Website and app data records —
--
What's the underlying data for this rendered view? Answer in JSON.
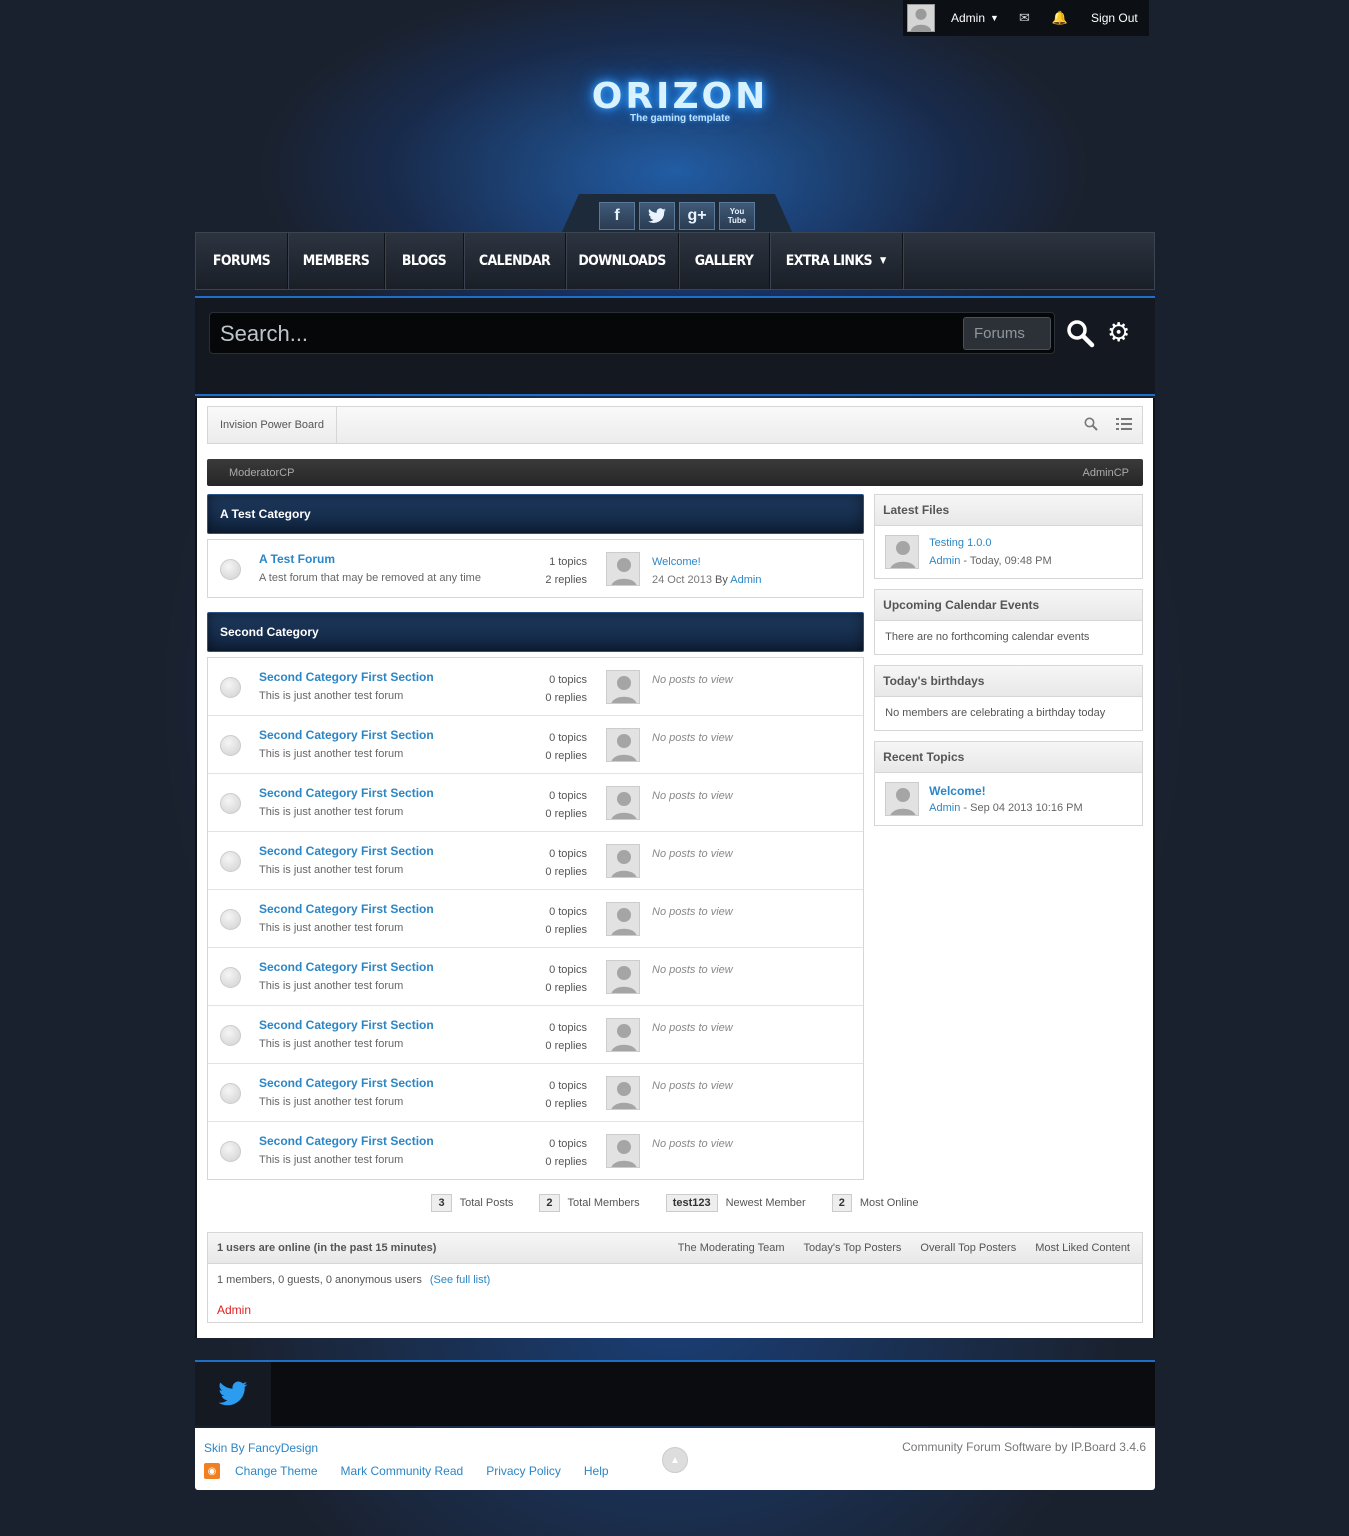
{
  "userbar": {
    "username": "Admin",
    "signout": "Sign Out"
  },
  "logo": {
    "word": "ORIZON",
    "tagline": "The gaming template"
  },
  "social": [
    "f",
    "t",
    "g+",
    "You Tube"
  ],
  "nav": [
    {
      "label": "FORUMS"
    },
    {
      "label": "MEMBERS"
    },
    {
      "label": "BLOGS"
    },
    {
      "label": "CALENDAR"
    },
    {
      "label": "DOWNLOADS"
    },
    {
      "label": "GALLERY"
    },
    {
      "label": "EXTRA LINKS"
    }
  ],
  "search": {
    "placeholder": "Search...",
    "scope": "Forums"
  },
  "breadcrumb": {
    "root": "Invision Power Board"
  },
  "modbar": {
    "left": "ModeratorCP",
    "right": "AdminCP"
  },
  "categories": [
    {
      "title": "A Test Category",
      "forums": [
        {
          "name": "A Test Forum",
          "desc": "A test forum that may be removed at any time",
          "topics": "1 topics",
          "replies": "2 replies",
          "last_title": "Welcome!",
          "last_date": "24 Oct 2013",
          "by": "By",
          "last_author": "Admin"
        }
      ]
    },
    {
      "title": "Second Category",
      "forums": [
        {
          "name": "Second Category First Section",
          "desc": "This is just another test forum",
          "topics": "0 topics",
          "replies": "0 replies",
          "none": "No posts to view"
        },
        {
          "name": "Second Category First Section",
          "desc": "This is just another test forum",
          "topics": "0 topics",
          "replies": "0 replies",
          "none": "No posts to view"
        },
        {
          "name": "Second Category First Section",
          "desc": "This is just another test forum",
          "topics": "0 topics",
          "replies": "0 replies",
          "none": "No posts to view"
        },
        {
          "name": "Second Category First Section",
          "desc": "This is just another test forum",
          "topics": "0 topics",
          "replies": "0 replies",
          "none": "No posts to view"
        },
        {
          "name": "Second Category First Section",
          "desc": "This is just another test forum",
          "topics": "0 topics",
          "replies": "0 replies",
          "none": "No posts to view"
        },
        {
          "name": "Second Category First Section",
          "desc": "This is just another test forum",
          "topics": "0 topics",
          "replies": "0 replies",
          "none": "No posts to view"
        },
        {
          "name": "Second Category First Section",
          "desc": "This is just another test forum",
          "topics": "0 topics",
          "replies": "0 replies",
          "none": "No posts to view"
        },
        {
          "name": "Second Category First Section",
          "desc": "This is just another test forum",
          "topics": "0 topics",
          "replies": "0 replies",
          "none": "No posts to view"
        },
        {
          "name": "Second Category First Section",
          "desc": "This is just another test forum",
          "topics": "0 topics",
          "replies": "0 replies",
          "none": "No posts to view"
        }
      ]
    }
  ],
  "sidebar": {
    "latest_files": {
      "title": "Latest Files",
      "item_title": "Testing 1.0.0",
      "item_author": "Admin",
      "item_meta": " - Today, 09:48 PM"
    },
    "calendar": {
      "title": "Upcoming Calendar Events",
      "text": "There are no forthcoming calendar events"
    },
    "birthdays": {
      "title": "Today's birthdays",
      "text": "No members are celebrating a birthday today"
    },
    "recent_topics": {
      "title": "Recent Topics",
      "item_title": "Welcome!",
      "item_author": "Admin",
      "item_meta": " - Sep 04 2013 10:16 PM"
    }
  },
  "stats": [
    {
      "value": "3",
      "label": "Total Posts"
    },
    {
      "value": "2",
      "label": "Total Members"
    },
    {
      "value": "test123",
      "label": "Newest Member"
    },
    {
      "value": "2",
      "label": "Most Online"
    }
  ],
  "online": {
    "title": "1 users are online (in the past 15 minutes)",
    "links": [
      "The Moderating Team",
      "Today's Top Posters",
      "Overall Top Posters",
      "Most Liked Content"
    ],
    "summary": "1 members, 0 guests, 0 anonymous users",
    "see_full": "(See full list)",
    "user": "Admin"
  },
  "footer": {
    "skin": "Skin By FancyDesign",
    "links": [
      "Change Theme",
      "Mark Community Read",
      "Privacy Policy",
      "Help"
    ],
    "powered": "Community Forum Software by IP.Board 3.4.6"
  },
  "colors": {
    "accent": "#2c86c6",
    "category_header": "#1f3c62",
    "admin_name": "#dd2222"
  }
}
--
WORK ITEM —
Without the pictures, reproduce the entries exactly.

FINAL ANSWER —
What's the underlying data for this rendered view? Answer in JSON.
{
  "userbar": {
    "username": "Admin",
    "signout": "Sign Out"
  },
  "logo": {
    "word": "ORIZON",
    "tagline": "The gaming template"
  },
  "social": [
    "f",
    "t",
    "g+",
    "You Tube"
  ],
  "nav": [
    {
      "label": "FORUMS"
    },
    {
      "label": "MEMBERS"
    },
    {
      "label": "BLOGS"
    },
    {
      "label": "CALENDAR"
    },
    {
      "label": "DOWNLOADS"
    },
    {
      "label": "GALLERY"
    },
    {
      "label": "EXTRA LINKS"
    }
  ],
  "search": {
    "placeholder": "Search...",
    "scope": "Forums"
  },
  "breadcrumb": {
    "root": "Invision Power Board"
  },
  "modbar": {
    "left": "ModeratorCP",
    "right": "AdminCP"
  },
  "categories": [
    {
      "title": "A Test Category",
      "forums": [
        {
          "name": "A Test Forum",
          "desc": "A test forum that may be removed at any time",
          "topics": "1 topics",
          "replies": "2 replies",
          "last_title": "Welcome!",
          "last_date": "24 Oct 2013",
          "by": "By",
          "last_author": "Admin"
        }
      ]
    },
    {
      "title": "Second Category",
      "forums": [
        {
          "name": "Second Category First Section",
          "desc": "This is just another test forum",
          "topics": "0 topics",
          "replies": "0 replies",
          "none": "No posts to view"
        },
        {
          "name": "Second Category First Section",
          "desc": "This is just another test forum",
          "topics": "0 topics",
          "replies": "0 replies",
          "none": "No posts to view"
        },
        {
          "name": "Second Category First Section",
          "desc": "This is just another test forum",
          "topics": "0 topics",
          "replies": "0 replies",
          "none": "No posts to view"
        },
        {
          "name": "Second Category First Section",
          "desc": "This is just another test forum",
          "topics": "0 topics",
          "replies": "0 replies",
          "none": "No posts to view"
        },
        {
          "name": "Second Category First Section",
          "desc": "This is just another test forum",
          "topics": "0 topics",
          "replies": "0 replies",
          "none": "No posts to view"
        },
        {
          "name": "Second Category First Section",
          "desc": "This is just another test forum",
          "topics": "0 topics",
          "replies": "0 replies",
          "none": "No posts to view"
        },
        {
          "name": "Second Category First Section",
          "desc": "This is just another test forum",
          "topics": "0 topics",
          "replies": "0 replies",
          "none": "No posts to view"
        },
        {
          "name": "Second Category First Section",
          "desc": "This is just another test forum",
          "topics": "0 topics",
          "replies": "0 replies",
          "none": "No posts to view"
        },
        {
          "name": "Second Category First Section",
          "desc": "This is just another test forum",
          "topics": "0 topics",
          "replies": "0 replies",
          "none": "No posts to view"
        }
      ]
    }
  ],
  "sidebar": {
    "latest_files": {
      "title": "Latest Files",
      "item_title": "Testing 1.0.0",
      "item_author": "Admin",
      "item_meta": " - Today, 09:48 PM"
    },
    "calendar": {
      "title": "Upcoming Calendar Events",
      "text": "There are no forthcoming calendar events"
    },
    "birthdays": {
      "title": "Today's birthdays",
      "text": "No members are celebrating a birthday today"
    },
    "recent_topics": {
      "title": "Recent Topics",
      "item_title": "Welcome!",
      "item_author": "Admin",
      "item_meta": " - Sep 04 2013 10:16 PM"
    }
  },
  "stats": [
    {
      "value": "3",
      "label": "Total Posts"
    },
    {
      "value": "2",
      "label": "Total Members"
    },
    {
      "value": "test123",
      "label": "Newest Member"
    },
    {
      "value": "2",
      "label": "Most Online"
    }
  ],
  "online": {
    "title": "1 users are online (in the past 15 minutes)",
    "links": [
      "The Moderating Team",
      "Today's Top Posters",
      "Overall Top Posters",
      "Most Liked Content"
    ],
    "summary": "1 members, 0 guests, 0 anonymous users",
    "see_full": "(See full list)",
    "user": "Admin"
  },
  "footer": {
    "skin": "Skin By FancyDesign",
    "links": [
      "Change Theme",
      "Mark Community Read",
      "Privacy Policy",
      "Help"
    ],
    "powered": "Community Forum Software by IP.Board 3.4.6"
  },
  "colors": {
    "accent": "#2c86c6",
    "category_header": "#1f3c62",
    "admin_name": "#dd2222"
  }
}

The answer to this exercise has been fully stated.